The following is an opinion piece and does not necessarily reflect the views of the editorial board.
And … he strikes again.
If you guessed that “he” refers to President Donald Trump, you are not only correct, but also are aware of all the infamous judgements that have come from one of the world’s most influential leaders.
Trump expressed his disdain against developing nations at an immigration meeting, as reported by the Washington Post. This specific insult came up when lawmakers were discussing the possibility of offering protections to immigrants from Haiti, El Salvador and some African countries. Trump had already announced a few days earlier that he would end the program known as Temporary Protected Status that had been allowing Salvadorians to work in the U.S. since 2001, which would lead to the deportation of nearly 200,000 Salvadorians. To add fuel to the fire, he blurted out the question: “Why are we having all these people from shithole countries come here?” While Trump’s impetuous remarks no longer come as a surprise to the vast majority of Americans and the international community alike, this does not mean that any of his degrading comments are any less offensive and should be overlooked. Invoking the bottom of toilets to describe developing countries across the globe is arguably one of his most insulting and derogatory comments to this day.

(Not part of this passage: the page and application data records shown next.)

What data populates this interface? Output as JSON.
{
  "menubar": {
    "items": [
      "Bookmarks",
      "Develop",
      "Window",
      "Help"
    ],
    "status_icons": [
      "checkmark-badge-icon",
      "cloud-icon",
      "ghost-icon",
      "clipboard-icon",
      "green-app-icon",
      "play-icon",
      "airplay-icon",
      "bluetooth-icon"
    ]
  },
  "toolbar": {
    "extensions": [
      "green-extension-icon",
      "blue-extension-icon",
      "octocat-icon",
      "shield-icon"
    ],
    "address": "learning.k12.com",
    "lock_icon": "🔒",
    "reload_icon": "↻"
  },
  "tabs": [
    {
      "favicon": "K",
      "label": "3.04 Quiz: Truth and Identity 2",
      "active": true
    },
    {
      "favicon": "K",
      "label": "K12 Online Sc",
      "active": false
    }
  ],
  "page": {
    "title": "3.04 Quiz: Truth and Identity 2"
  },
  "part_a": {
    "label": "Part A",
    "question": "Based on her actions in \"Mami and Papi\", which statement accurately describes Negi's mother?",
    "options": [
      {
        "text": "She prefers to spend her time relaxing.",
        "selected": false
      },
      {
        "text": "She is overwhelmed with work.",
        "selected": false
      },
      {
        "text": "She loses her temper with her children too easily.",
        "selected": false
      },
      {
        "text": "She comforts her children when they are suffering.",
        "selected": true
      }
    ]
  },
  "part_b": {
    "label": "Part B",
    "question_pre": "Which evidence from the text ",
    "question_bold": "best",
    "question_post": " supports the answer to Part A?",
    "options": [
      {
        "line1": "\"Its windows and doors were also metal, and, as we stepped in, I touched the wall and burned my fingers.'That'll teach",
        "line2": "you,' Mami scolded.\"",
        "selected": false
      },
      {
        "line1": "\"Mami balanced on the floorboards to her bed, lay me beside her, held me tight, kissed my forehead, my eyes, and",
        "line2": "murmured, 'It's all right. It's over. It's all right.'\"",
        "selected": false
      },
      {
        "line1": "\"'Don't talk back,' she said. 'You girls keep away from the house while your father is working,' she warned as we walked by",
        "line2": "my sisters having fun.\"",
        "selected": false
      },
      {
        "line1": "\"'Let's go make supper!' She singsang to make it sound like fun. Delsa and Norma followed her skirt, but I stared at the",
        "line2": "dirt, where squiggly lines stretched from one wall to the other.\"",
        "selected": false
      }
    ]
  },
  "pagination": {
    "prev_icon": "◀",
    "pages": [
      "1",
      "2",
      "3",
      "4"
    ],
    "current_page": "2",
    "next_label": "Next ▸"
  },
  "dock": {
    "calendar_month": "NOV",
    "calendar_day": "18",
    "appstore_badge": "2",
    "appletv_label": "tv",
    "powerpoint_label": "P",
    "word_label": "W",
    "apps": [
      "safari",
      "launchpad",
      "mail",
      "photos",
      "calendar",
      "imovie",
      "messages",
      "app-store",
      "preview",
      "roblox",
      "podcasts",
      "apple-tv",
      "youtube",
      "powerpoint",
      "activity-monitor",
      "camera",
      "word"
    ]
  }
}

Coming from someone with such authority and influence, the use of the word “shithole” in public is unprofessional. And yet what is more worrisome is that Trump’s audience now has a misrepresentative image of what developing countries across the world look like. Before judging these lower- and middle-income countries, Trump should bear in mind that many of these nations have been exploited for their natural resources in the past and left in worsened conditions because developed countries, including the U.S., have used them to their favor. While it is not fair to blame the underdevelopment of countries on this factor alone, European colonialism and American imperialism have certainly aggravated the situation.
As someone that comes from Colombia, a developing nation, his remarks not only disrespect my nation, but are also very untrue. My country, like many others that find themselves in a similar situation, has had to deal with long periods of violence and economic hardships and nonetheless continues to strive forward to reinvent itself. Colombia just signed a peace treaty in 2016 to end a 50-year-long armed conflict between the government and the main guerrilla group, FARC.
Although it is a country that still has to endure difficult socioeconomic and political barriers, its value should not be downgraded by one careless comment that was heard by millions of families across the world.
And this is just the story of one of the many countries that are currently, in one way or another, insulted by Trump’s bigotry. If only the positive things accomplished by all these countries could receive equal media coverage, the perceptions of many citizens would be one of hope and optimism rather than that of hate and hostility that has now taken flight.
No country is perfect, and the U.S. could certainly learn some things from its developing neighbors. Cuba, although often overlooked by the American government, for instance, has a healthcare system that has been recognized worldwide for its efficiency and high-level quality. In addition, its system guarantees access to healthcare to the entire population, something that many so-called developed countries struggle to accomplish.
The U.S. may be advanced in many fields, but it too has flaws that are comparable to those of the developing world. An article by Rolling Stone explores “Six Ways America Is Like a Third-World Country,” especially when it comes to gun violence, education and healthcare. Before targeting foreign countries, Trump should first take a second glance at the issues bothering American citizens back home – problems he should be helping solve.
In a country with a population that includes over 43.3 million immigrants (approximately 13.5 percent) as of 2015, according to the Migration Policy Institute, many of which have come from so-called “shithole countries,” it seems unreasonable that the president would be willing to attack such a large percentage of people living in the U.S. Immigrants make up a large portion of the population, and should be given the attention they deserve.
Immigrants matter. Developing countries matter. People matter. Regardless of how disrespectful Trump may continue to be or how many times he may deny the words that have come out of his mouth, it is important to remember that ignorance is never the answer. It is our job as citizens to prove that the term “shithole country” is not a measure of a nation’s value, nor is a derogatory comment a measure of a person’s character. I am from a developing country and I am proud of that. No “shitty” remarks can take that away from me.